Posted Tue, 03/15/2022 - 15:10 by Robert

'Purim is the Jewish festival marking the salvation of the Jewish people from the scheme of Human as recorded in the book of Esther. Here, Rabbi Debbie reflects on this holiday.'


As a student Rabbi, I was delighted to be invited to join our friends at the Sisters of Zion in Nottinghill to teach about the festival of Purim. As is so often the case going into dialogue, I was to learn as much as I was to teach! 

We began by taking a whistle stop tour of the Purim story, the Book of Esther, where our Heroine is picked to be Queen by Achashverosh, putting her in the perfect position to intervene when the villain of the piece, Haman, tries to exterminate the Jewish population. The story begins, however, with the expulsion of the first Queen, Vashti, who is punished for refusing to appear naked before her husband and his buddies at a party he is throwing. 

I was still in this early part of the story when one of the Christian students interrupted me. Excuse me, but where does it say she was asked to appear naked?Its right there in the story – lets look at the text.

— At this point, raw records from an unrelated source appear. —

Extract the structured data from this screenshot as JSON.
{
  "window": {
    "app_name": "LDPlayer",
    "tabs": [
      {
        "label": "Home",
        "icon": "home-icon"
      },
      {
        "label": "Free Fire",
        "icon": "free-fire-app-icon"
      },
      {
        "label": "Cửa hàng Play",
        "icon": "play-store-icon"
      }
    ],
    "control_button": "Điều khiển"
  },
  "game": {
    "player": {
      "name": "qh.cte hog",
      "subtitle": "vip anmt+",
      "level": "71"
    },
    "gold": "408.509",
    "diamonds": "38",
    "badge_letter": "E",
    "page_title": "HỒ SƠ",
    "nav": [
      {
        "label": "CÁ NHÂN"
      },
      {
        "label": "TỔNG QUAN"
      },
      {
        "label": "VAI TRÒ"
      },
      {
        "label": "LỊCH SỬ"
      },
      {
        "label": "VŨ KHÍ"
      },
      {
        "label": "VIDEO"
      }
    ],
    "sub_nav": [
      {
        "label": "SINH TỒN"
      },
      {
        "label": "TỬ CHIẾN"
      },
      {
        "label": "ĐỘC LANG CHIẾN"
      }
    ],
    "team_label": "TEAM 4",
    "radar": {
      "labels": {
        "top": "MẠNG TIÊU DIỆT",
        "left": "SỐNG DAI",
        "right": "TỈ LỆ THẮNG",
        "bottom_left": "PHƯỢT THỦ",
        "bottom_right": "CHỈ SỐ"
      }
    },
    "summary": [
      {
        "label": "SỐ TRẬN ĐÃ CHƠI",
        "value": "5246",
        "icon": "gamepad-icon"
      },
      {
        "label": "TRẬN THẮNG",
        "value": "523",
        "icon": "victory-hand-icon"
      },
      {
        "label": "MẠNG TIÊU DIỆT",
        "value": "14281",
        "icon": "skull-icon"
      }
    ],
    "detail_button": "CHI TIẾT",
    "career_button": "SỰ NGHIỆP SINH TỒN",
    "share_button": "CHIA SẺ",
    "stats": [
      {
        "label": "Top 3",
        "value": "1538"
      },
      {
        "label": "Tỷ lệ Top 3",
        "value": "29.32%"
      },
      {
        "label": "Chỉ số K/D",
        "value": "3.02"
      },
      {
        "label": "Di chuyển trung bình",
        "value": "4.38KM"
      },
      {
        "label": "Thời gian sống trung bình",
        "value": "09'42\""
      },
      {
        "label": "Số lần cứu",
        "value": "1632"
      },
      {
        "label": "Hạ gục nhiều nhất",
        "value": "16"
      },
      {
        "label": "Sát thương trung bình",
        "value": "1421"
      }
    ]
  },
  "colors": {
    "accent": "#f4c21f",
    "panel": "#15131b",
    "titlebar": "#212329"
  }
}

In Esther 1:11 we read  “bring Queen Vashti before the king wearing a royal diadem, to display her beauty to the peoples and the officials; for she was a beautiful woman.I was shocked. It doesnt say she could ONLY wear the royal diadem, but the power of Midrash, a storytelling tradition that acts as a powerful commentary on the text was such that I (and many others I know!) had merged it with the text itself.  

On the one hand, this was a beautiful example of the strength of learning texts with one another, helping us unpack and deepen the text with fresh perspectives. On the other hand it demonstrated to me how our readings of texts grow and change and pick up baggage along the way. Jews rarely read a Biblical text and understand it on one simple level. We use generations of commentary and discussion, which continues into the modern day.  

Vashti has traditionally been seen as a bit of a villain, but increasingly over the last few decades Vashti has been elevated as a feminist hero, refusing to perform for her entitled husband and his drunk friends, and more recently as a symbol of the #MeToo movement. Similarly Haman has been associated with various tyrants and genocidal maniacs through history. 

The power of these stories to speak anew to every generation is a hugely important . In the face of new challenges, we will find different connections to tyranny and the fight for freedom. This year is no exception. What will remain are the Purim traditions that encourage us to turn things upside down, to look for that which is hidden, to help feed the poor and to give gifts of celebratory food, because as with so many Jewish festivalsit boils down to they tried to kill us, they failed, lets eat!